Election campaigns in nine Mexican states that will elect governors on July 1 are now in full swing after four of them officially began their campaign periods yesterday.
Candidates in Chiapas, Morelos, Puebla and Veracruz have joined their counterparts in Mexico City, Guanajuato, Jalisco, Tabasco and Yucatán on the campaign trail for what will collectively be Mexico’s largest elections in history.
In total, 49 hopefuls will contend the races for governor in eight states and that of head of government — or mayor — in Mexico City.
The presidency, 500 seats in the lower house of Mexico’s Congress and 128 federal Senate spots are also up for grabs as are thousands more elected positions at state and municipal levels.
According to the National Electoral Institute (INE), more than 89.2 million residents of Mexico will be eligible to vote while more than 100,000 Mexicans living abroad have also registered their intention to take part in the elections.
In the nine states where elections will take place concurrently with the federal poll, voters will have to fill in up to six ballots given the range of state and federal candidates they will elect.
In three states, citizens will have the opportunity to vote for a close family member of a current or past state governor.
Candidates in Veracruz and Morelos hope to succeed their father and step-father respectively — who currently hold the states’ top jobs — while in Puebla, Martha Erika Alonso is aspiring to follow in the footsteps of her husband and former governor Rafael Moreno Valle.
In the contest to become the next mayor of the capital — sometimes considered the second most important and powerful political position in the country — the candidate for the Morena Party-led “Together We Will Make History” coalition appears most likely to win.

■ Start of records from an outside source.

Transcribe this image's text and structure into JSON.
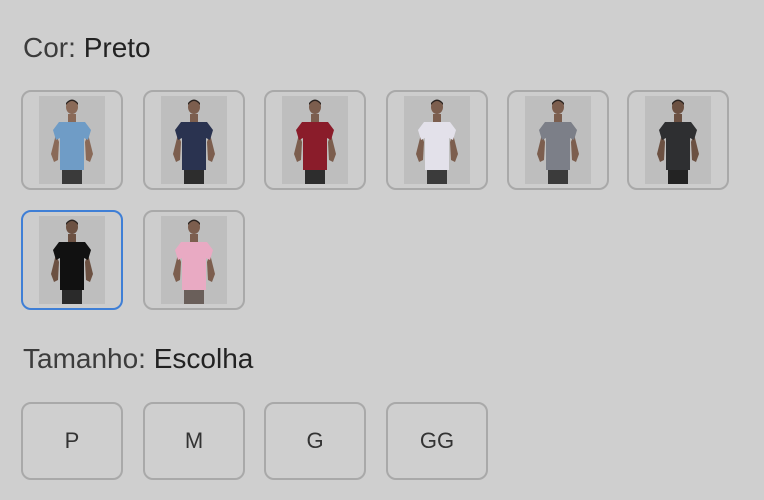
{
  "color": {
    "label": "Cor:",
    "value": "Preto",
    "swatches": [
      {
        "shirt": "#6f9cc6",
        "skin": "#8a6a58",
        "pants": "#3a3a3a"
      },
      {
        "shirt": "#2a3350",
        "skin": "#7c5e4e",
        "pants": "#2d2d2d"
      },
      {
        "shirt": "#8a1c2a",
        "skin": "#7c5e4e",
        "pants": "#2d2d2d"
      },
      {
        "shirt": "#e3e1ea",
        "skin": "#7c5e4e",
        "pants": "#3b3b3b"
      },
      {
        "shirt": "#7c7f88",
        "skin": "#7c5e4e",
        "pants": "#3b3b3b"
      },
      {
        "shirt": "#2e2f31",
        "skin": "#6c5142",
        "pants": "#232323"
      },
      {
        "shirt": "#111111",
        "skin": "#6c5142",
        "pants": "#2a2a2a"
      },
      {
        "shirt": "#e9aac3",
        "skin": "#7c5e4e",
        "pants": "#6a5f5a"
      }
    ],
    "selected_index": 6
  },
  "size": {
    "label": "Tamanho:",
    "value": "Escolha",
    "options": [
      "P",
      "M",
      "G",
      "GG"
    ]
  }
}
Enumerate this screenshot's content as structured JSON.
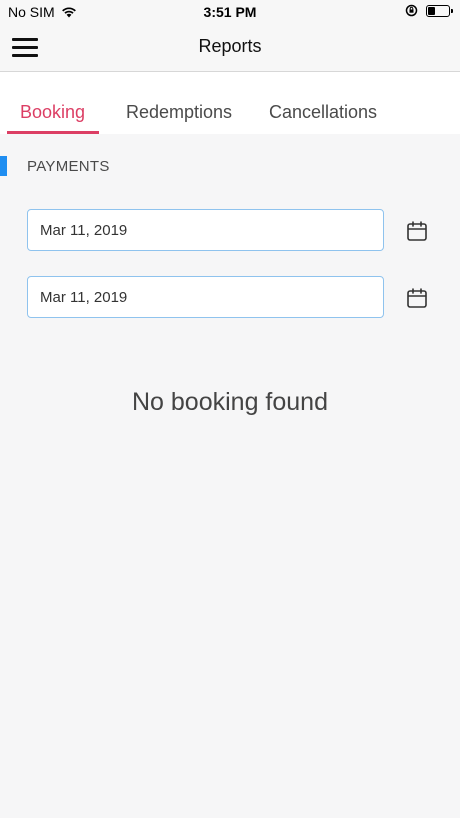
{
  "status_bar": {
    "carrier": "No SIM",
    "time": "3:51 PM",
    "battery_level": 0.4,
    "icons": [
      "wifi-icon",
      "orientation-lock-icon",
      "battery-icon"
    ]
  },
  "header": {
    "title": "Reports",
    "menu_icon": "hamburger-menu-icon"
  },
  "tabs": [
    {
      "label": "Booking",
      "active": true
    },
    {
      "label": "Redemptions",
      "active": false
    },
    {
      "label": "Cancellations",
      "active": false
    }
  ],
  "section": {
    "label": "PAYMENTS",
    "marker_color": "#1f8ef1"
  },
  "date_filters": [
    {
      "value": "Mar 11, 2019",
      "icon": "calendar-icon"
    },
    {
      "value": "Mar 11, 2019",
      "icon": "calendar-icon"
    }
  ],
  "empty_state": {
    "message": "No booking found"
  },
  "colors": {
    "accent": "#dc3e64",
    "field_border": "#8fc3ee"
  }
}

A survey conducted by Massive Caller showed that more than 40% of people who saw the first Mexico City mayoral debate on April 18 considered Claudia Sheinbaum the winner and opinion polls have indicated that she has a clear advantage over her main rivals.
Alejandra Barrales of the right-left coalition “For Mexico City in Front” is Sheinbaum’s nearest rival, while Institutional Revolutionary Party (PRI) candidate Mikel Arriola is lagging in third place.

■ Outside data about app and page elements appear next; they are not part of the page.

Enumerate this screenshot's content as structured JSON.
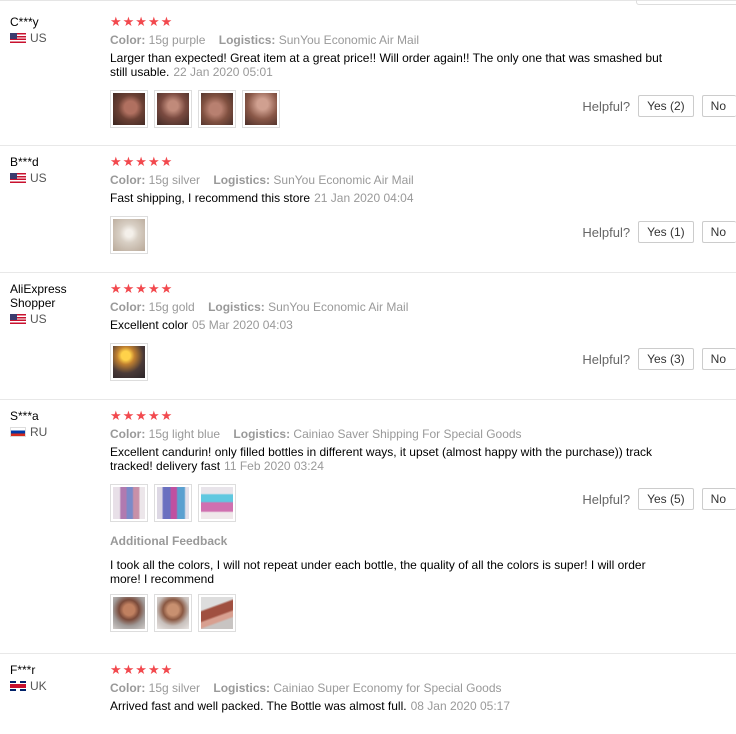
{
  "labels": {
    "color": "Color:",
    "logistics": "Logistics:",
    "helpful": "Helpful?",
    "additional_feedback": "Additional Feedback",
    "no": "No"
  },
  "rating_glyph": "★★★★★",
  "reviews": [
    {
      "name": "C***y",
      "country": "US",
      "flag": "us",
      "color": "15g purple",
      "logistics": "SunYou Economic Air Mail",
      "text": "Larger than expected! Great item at a great price!! Will order again!! The only one that was smashed but still usable.",
      "date": "22 Jan 2020 05:01",
      "yes": "Yes (2)"
    },
    {
      "name": "B***d",
      "country": "US",
      "flag": "us",
      "color": "15g silver",
      "logistics": "SunYou Economic Air Mail",
      "text": "Fast shipping, I recommend this store",
      "date": "21 Jan 2020 04:04",
      "yes": "Yes (1)"
    },
    {
      "name": "AliExpress Shopper",
      "country": "US",
      "flag": "us",
      "color": "15g gold",
      "logistics": "SunYou Economic Air Mail",
      "text": "Excellent color",
      "date": "05 Mar 2020 04:03",
      "yes": "Yes (3)"
    },
    {
      "name": "S***a",
      "country": "RU",
      "flag": "ru",
      "color": "15g light blue",
      "logistics": "Cainiao Saver Shipping For Special Goods",
      "text": "Excellent candurin! only filled bottles in different ways, it upset (almost happy with the purchase)) track tracked! delivery fast",
      "date": "11 Feb 2020 03:24",
      "yes": "Yes (5)",
      "additional_text": "I took all the colors, I will not repeat under each bottle, the quality of all the colors is super! I will order more! I recommend"
    },
    {
      "name": "F***r",
      "country": "UK",
      "flag": "uk",
      "color": "15g silver",
      "logistics": "Cainiao Super Economy for Special Goods",
      "text": "Arrived fast and well packed. The Bottle was almost full.",
      "date": "08 Jan 2020 05:17"
    }
  ]
}
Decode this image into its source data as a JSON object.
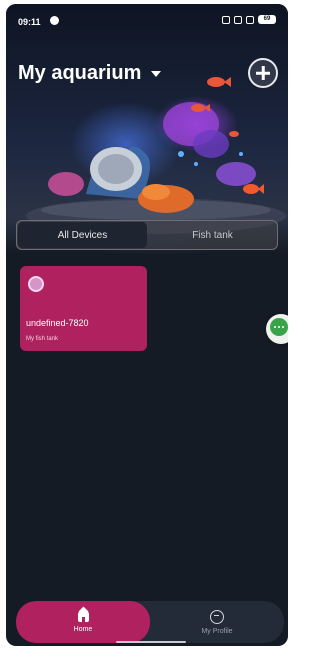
{
  "status_bar": {
    "time": "09:11",
    "battery": "69"
  },
  "header": {
    "title": "My aquarium"
  },
  "tabs": [
    {
      "label": "All Devices",
      "active": true
    },
    {
      "label": "Fish tank",
      "active": false
    }
  ],
  "devices": [
    {
      "name": "undefined-7820",
      "location": "My fish tank"
    }
  ],
  "bottom_nav": [
    {
      "label": "Home",
      "icon": "home-icon",
      "active": true
    },
    {
      "label": "My Profile",
      "icon": "profile-icon",
      "active": false
    }
  ],
  "colors": {
    "accent": "#b0215f",
    "background": "#151b25",
    "chat_button": "#3aa34a"
  }
}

The situation mirrors the scenario at the federal level, with polls consistently showing that Andrés Manuel López Obrador has a commanding lead over second-placed Ricardo Anaya and the PRI candidate, José Antonio Meade.
If the voter sentiment shown in polls is reflected in the July 1 election, the leftist Morena party will win power both federally and in Mexico City and possibly in some of the other nine states where it is fielding gubernatorial candidates.
With just over two months until election day, political advertising that is already bombarding the nation’s television screens, radio stations and other media will only intensify.
By the time citizens vote at one of more than 155,000 polling stations around the country, countless millions of political ads will have played.
Voters will finally get some peace on June 27 when the official campaign period concludes, giving them four days to weigh their options while free from the candidates’ public pleas for support.